The next crucial step in future-proofing your infrastructure is to adopt edge computing.
Real-time decision-making is made possible by shifting data processing to the “edge,” which is where it is most needed. This enables any skills that will be essential in the future, including Internet of Things (IoT) technologies and applications with artificial intelligence (AI).
Edge computing will surpass cloud computing in popularity.
I’ve been working at the forefront of edge computing for a while now, monitoring the technology’s development and creating strategies for businesses to make use of its potential. The emerging growth sector is edge computing, and I think it will eventually surpass cloud adoption.
Organizations are beginning to consider how many copies of their data they preserve, as well as how they store and manage it, which is a difference from how they previously handled data. This is related to rising costs and environmental concerns around the quantity of energy utilized by data centers. Moving processing close to where businesses are collecting and using the data makes sense, according to these businesses.
Here are the top eight advantages of adopting edge computing, according to my experience:
1 . Making sure that essential business applications are constantly accessible
Hosting mission-critical business applications on the cloud is a high-risk strategy since connectivity is susceptible to disruption, such as an accident that damaged network cable.
Even in remote locations, an edge computing solution enables more efficient operations without interruption. Because the solution is less vulnerable to interruptions from outside sources, reliability rises and the likelihood of failure decreases.
This dependability, when coupled with real-time processing, can support a wide range of technologies that enhance the end-user experience. IoT and AI-powered apps are made possible by edge computing, which opens up new, more productive methods of doing things.
2 . Enabling quick decision-making
By moving processing to the edge, data is processed without having to travel back and forth to central data centers or clouds, which reduces latency to the levels required to support real-time analysis and decision-making.
This almost instantaneous decision-making is essential for meeting a wide range of current and future objectives in business, from streamlining production to conducting closed loop programs to optimize energy use and lower carbon footprint.
3. Increase sustainability
Edge computing helps the organization transition to more efficient operating methods that maximize energy efficiency and lower carbon emissions. By lowering the amounts of data transmitted to the core, it lowers the amount of data center capacity required.
Running certain IT processing concurrently with OT processing at the edge frequently results in cost savings like merging maintenance visits and condensing cooling requirements.
4. Lowering data and operating expenses
Global organizations depend on data, and the amounts involved are always growing.
The cost of the bandwidth required to sustain increasing data traffic is increasing rapidly and shows no signs of abating.

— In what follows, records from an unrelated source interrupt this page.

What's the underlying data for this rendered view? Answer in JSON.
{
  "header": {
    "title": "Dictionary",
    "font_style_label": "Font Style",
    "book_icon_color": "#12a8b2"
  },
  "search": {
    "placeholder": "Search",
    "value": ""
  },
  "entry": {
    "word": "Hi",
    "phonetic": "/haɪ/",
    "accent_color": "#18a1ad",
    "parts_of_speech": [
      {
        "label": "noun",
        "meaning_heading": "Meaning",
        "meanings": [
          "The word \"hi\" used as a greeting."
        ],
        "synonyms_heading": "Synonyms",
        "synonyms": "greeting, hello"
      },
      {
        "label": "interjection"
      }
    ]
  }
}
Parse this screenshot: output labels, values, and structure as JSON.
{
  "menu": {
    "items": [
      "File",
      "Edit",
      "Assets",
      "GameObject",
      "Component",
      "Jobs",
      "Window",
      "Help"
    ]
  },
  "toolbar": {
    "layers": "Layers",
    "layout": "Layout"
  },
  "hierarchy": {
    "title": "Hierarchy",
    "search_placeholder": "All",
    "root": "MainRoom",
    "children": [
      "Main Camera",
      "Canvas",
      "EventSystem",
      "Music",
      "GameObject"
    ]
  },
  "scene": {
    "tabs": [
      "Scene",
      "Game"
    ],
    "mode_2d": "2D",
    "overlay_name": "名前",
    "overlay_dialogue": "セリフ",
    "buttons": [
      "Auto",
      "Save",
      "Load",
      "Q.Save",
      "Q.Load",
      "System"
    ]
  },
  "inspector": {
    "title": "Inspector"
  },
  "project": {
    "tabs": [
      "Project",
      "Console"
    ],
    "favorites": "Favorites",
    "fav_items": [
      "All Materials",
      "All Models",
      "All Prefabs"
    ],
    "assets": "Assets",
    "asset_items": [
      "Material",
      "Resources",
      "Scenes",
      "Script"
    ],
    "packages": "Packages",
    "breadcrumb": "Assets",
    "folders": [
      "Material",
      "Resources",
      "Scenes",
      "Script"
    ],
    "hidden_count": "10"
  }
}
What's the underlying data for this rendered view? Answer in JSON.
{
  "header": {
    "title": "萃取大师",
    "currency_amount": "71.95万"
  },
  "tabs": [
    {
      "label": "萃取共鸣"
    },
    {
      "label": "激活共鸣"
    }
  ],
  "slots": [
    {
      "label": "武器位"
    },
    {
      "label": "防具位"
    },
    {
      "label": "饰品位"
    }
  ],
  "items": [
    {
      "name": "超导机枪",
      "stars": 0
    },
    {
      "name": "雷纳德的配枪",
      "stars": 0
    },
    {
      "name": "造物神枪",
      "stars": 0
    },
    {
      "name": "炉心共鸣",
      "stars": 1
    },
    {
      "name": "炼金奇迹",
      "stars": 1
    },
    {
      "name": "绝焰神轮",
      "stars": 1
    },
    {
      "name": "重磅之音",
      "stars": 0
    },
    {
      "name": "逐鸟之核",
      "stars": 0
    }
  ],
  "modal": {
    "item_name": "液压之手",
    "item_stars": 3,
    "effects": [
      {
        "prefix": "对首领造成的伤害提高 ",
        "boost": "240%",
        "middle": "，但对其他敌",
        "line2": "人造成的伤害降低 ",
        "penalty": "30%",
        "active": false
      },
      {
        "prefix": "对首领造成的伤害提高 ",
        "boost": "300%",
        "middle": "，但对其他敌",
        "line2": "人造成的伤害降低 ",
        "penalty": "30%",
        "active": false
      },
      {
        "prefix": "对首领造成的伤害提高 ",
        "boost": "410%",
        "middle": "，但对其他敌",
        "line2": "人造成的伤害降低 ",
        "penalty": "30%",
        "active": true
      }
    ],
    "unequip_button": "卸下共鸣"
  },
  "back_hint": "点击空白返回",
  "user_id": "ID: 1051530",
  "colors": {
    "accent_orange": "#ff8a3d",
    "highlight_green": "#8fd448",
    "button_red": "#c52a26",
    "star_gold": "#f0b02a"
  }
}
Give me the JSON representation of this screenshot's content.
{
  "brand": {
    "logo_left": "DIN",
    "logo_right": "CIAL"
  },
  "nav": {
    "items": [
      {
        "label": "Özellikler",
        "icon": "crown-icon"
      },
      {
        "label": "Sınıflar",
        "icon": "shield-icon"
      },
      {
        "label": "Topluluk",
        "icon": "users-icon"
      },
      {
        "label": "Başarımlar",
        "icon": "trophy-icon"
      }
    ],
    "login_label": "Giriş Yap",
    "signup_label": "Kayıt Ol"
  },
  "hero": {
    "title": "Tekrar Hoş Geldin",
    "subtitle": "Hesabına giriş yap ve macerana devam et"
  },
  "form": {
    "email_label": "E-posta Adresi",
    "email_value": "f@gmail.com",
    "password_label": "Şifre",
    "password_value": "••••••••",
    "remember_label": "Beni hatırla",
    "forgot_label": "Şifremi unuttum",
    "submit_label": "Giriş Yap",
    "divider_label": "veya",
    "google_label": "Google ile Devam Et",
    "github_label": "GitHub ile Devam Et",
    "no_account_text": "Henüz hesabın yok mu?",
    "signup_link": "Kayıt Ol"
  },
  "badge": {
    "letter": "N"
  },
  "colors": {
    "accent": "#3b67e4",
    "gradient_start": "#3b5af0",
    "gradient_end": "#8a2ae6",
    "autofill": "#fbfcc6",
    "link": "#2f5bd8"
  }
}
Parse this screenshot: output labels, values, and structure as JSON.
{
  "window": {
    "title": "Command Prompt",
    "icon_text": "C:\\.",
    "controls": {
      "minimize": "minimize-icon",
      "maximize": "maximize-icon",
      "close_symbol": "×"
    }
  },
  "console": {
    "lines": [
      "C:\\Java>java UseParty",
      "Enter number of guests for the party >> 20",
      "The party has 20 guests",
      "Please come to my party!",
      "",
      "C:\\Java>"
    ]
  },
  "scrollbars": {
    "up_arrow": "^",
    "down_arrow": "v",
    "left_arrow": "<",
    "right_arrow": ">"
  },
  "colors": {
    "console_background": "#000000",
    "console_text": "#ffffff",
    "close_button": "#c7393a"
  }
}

It is not sustainable to keep sending enormous amounts of data to core data centers or clouds for processing, and the expenses of handling and keeping this data are rising as well. By disrupting these patterns, edge computing eliminates the need for everything but intelligent, processed data to get to the core.
5. Complying with data sovereignty laws
The strict data sovereignty laws already in place will continue to affect how well organizations may profit from their data. By storing and processing data locally rather than transmitting it abroad to a major data center or public cloud, edge computing provides a flexible option to maintain compliance.
6. Encourage the use of inventive applications
According to our edge computing partners, private 5G networks and distant methods of integrating expertise into operational environments via augmented reality (AR) and virtual reality are currently the two most common use cases they are encountering (VR).
It makes obvious that organizations wouldn’t want to fly experts out to different areas for training or maintenance, for example, after experiencing the possibilities during the epidemic. Instead, they use VR for training and smart eyewear with AR apps to remotely assist maintenance. For these applications to receive the ultra-low latency they require, edge computing is essential.
7. Supporting the requirements of remote areas
Edge is occasionally the only choice. In a large portion of the natural resources industry, cloud connectivity is either nonexistent, extremely expensive, or very limited. Edge processing is frequently the sole option for hosting apps in remote oil and mining areas to prevent costly unplanned downtime and to support local engineers with VR training for health and safety.
Recently, we’ve received inquiries from clients looking to increase the energy effectiveness of their LNG tankers and bulk ore carriers. Edge processing on the ship to run applications to optimize the use of marine diesel is the only workable solution in both situations because cloud access is highly expensive and the only available option is via satellite.
8. Supporting updates and real-time change requests more quickly
Edge computing combines central management with local processing capability, which can simplify the laborious process of updating local data.
Consider digital signage in stores as one example. When managed centrally, it ensures uniformity in the consumer experience and allows quick changes to be made to all retail displays. Additionally, centralized, remote setup maintains consistency by lowering the possibility of software patch failure.